WHAT THE EXERCISE ASKS :: A word-for-word restatement of every record is required.

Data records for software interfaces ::
□ □ □
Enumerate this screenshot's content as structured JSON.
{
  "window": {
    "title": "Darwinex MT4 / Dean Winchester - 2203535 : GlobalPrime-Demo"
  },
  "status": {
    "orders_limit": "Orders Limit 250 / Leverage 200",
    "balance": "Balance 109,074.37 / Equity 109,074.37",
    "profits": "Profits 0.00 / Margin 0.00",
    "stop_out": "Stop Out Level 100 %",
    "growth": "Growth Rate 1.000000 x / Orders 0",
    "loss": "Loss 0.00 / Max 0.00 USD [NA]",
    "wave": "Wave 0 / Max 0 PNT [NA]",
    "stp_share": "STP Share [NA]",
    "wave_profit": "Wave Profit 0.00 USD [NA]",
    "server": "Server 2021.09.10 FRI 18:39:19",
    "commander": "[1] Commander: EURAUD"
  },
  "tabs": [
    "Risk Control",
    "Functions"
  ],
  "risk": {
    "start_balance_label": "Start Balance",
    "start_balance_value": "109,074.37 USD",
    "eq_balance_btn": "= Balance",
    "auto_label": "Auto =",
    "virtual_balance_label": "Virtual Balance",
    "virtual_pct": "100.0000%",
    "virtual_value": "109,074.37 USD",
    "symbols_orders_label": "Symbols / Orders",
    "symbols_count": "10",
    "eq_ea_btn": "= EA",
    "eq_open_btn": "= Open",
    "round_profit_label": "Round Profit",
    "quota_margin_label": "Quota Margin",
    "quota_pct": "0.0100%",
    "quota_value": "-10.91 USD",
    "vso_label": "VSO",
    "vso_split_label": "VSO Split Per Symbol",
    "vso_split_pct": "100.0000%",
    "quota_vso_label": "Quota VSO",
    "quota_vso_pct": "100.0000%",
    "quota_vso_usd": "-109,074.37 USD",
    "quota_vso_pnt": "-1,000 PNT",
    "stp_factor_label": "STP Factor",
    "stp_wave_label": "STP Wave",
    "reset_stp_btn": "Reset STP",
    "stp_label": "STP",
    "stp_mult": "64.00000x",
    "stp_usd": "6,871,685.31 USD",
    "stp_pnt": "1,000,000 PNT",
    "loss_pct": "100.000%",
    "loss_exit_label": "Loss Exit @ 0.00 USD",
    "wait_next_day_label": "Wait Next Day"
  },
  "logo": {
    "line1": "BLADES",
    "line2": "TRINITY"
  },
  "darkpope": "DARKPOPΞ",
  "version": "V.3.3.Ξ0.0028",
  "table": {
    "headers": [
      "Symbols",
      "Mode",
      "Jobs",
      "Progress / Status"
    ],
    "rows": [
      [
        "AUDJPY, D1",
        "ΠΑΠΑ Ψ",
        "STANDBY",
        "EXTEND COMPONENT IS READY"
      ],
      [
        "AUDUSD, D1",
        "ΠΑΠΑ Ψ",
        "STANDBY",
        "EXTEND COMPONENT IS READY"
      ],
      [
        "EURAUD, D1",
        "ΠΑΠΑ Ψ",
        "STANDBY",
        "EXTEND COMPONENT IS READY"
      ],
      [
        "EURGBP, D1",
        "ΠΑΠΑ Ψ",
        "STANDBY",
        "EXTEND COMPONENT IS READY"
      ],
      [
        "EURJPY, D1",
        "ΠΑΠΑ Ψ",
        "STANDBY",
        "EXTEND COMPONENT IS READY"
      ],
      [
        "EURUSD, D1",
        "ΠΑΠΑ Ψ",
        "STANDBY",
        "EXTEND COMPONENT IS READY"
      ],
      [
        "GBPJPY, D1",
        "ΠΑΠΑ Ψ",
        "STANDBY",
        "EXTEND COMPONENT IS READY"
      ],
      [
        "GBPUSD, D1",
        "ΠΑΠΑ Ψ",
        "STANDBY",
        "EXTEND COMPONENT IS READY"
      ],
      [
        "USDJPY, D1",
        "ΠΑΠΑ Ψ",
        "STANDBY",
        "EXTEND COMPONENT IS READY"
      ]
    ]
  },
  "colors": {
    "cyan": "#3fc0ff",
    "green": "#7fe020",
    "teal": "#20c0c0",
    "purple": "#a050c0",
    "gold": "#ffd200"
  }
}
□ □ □
ANSWER SPACE ::
Enumerate this screenshot's content as structured JSON.
{
  "window": {
    "title": "Darwinex MT4 / Dean Winchester - 2203535 : GlobalPrime-Demo"
  },
  "status": {
    "orders_limit": "Orders Limit 250 / Leverage 200",
    "balance": "Balance 109,074.37 / Equity 109,074.37",
    "profits": "Profits 0.00 / Margin 0.00",
    "stop_out": "Stop Out Level 100 %",
    "growth": "Growth Rate 1.000000 x / Orders 0",
    "loss": "Loss 0.00 / Max 0.00 USD [NA]",
    "wave": "Wave 0 / Max 0 PNT [NA]",
    "stp_share": "STP Share [NA]",
    "wave_profit": "Wave Profit 0.00 USD [NA]",
    "server": "Server 2021.09.10 FRI 18:39:19",
    "commander": "[1] Commander: EURAUD"
  },
  "tabs": [
    "Risk Control",
    "Functions"
  ],
  "risk": {
    "start_balance_label": "Start Balance",
    "start_balance_value": "109,074.37 USD",
    "eq_balance_btn": "= Balance",
    "auto_label": "Auto =",
    "virtual_balance_label": "Virtual Balance",
    "virtual_pct": "100.0000%",
    "virtual_value": "109,074.37 USD",
    "symbols_orders_label": "Symbols / Orders",
    "symbols_count": "10",
    "eq_ea_btn": "= EA",
    "eq_open_btn": "= Open",
    "round_profit_label": "Round Profit",
    "quota_margin_label": "Quota Margin",
    "quota_pct": "0.0100%",
    "quota_value": "-10.91 USD",
    "vso_label": "VSO",
    "vso_split_label": "VSO Split Per Symbol",
    "vso_split_pct": "100.0000%",
    "quota_vso_label": "Quota VSO",
    "quota_vso_pct": "100.0000%",
    "quota_vso_usd": "-109,074.37 USD",
    "quota_vso_pnt": "-1,000 PNT",
    "stp_factor_label": "STP Factor",
    "stp_wave_label": "STP Wave",
    "reset_stp_btn": "Reset STP",
    "stp_label": "STP",
    "stp_mult": "64.00000x",
    "stp_usd": "6,871,685.31 USD",
    "stp_pnt": "1,000,000 PNT",
    "loss_pct": "100.000%",
    "loss_exit_label": "Loss Exit @ 0.00 USD",
    "wait_next_day_label": "Wait Next Day"
  },
  "logo": {
    "line1": "BLADES",
    "line2": "TRINITY"
  },
  "darkpope": "DARKPOPΞ",
  "version": "V.3.3.Ξ0.0028",
  "table": {
    "headers": [
      "Symbols",
      "Mode",
      "Jobs",
      "Progress / Status"
    ],
    "rows": [
      [
        "AUDJPY, D1",
        "ΠΑΠΑ Ψ",
        "STANDBY",
        "EXTEND COMPONENT IS READY"
      ],
      [
        "AUDUSD, D1",
        "ΠΑΠΑ Ψ",
        "STANDBY",
        "EXTEND COMPONENT IS READY"
      ],
      [
        "EURAUD, D1",
        "ΠΑΠΑ Ψ",
        "STANDBY",
        "EXTEND COMPONENT IS READY"
      ],
      [
        "EURGBP, D1",
        "ΠΑΠΑ Ψ",
        "STANDBY",
        "EXTEND COMPONENT IS READY"
      ],
      [
        "EURJPY, D1",
        "ΠΑΠΑ Ψ",
        "STANDBY",
        "EXTEND COMPONENT IS READY"
      ],
      [
        "EURUSD, D1",
        "ΠΑΠΑ Ψ",
        "STANDBY",
        "EXTEND COMPONENT IS READY"
      ],
      [
        "GBPJPY, D1",
        "ΠΑΠΑ Ψ",
        "STANDBY",
        "EXTEND COMPONENT IS READY"
      ],
      [
        "GBPUSD, D1",
        "ΠΑΠΑ Ψ",
        "STANDBY",
        "EXTEND COMPONENT IS READY"
      ],
      [
        "USDJPY, D1",
        "ΠΑΠΑ Ψ",
        "STANDBY",
        "EXTEND COMPONENT IS READY"
      ]
    ]
  },
  "colors": {
    "cyan": "#3fc0ff",
    "green": "#7fe020",
    "teal": "#20c0c0",
    "purple": "#a050c0",
    "gold": "#ffd200"
  }
}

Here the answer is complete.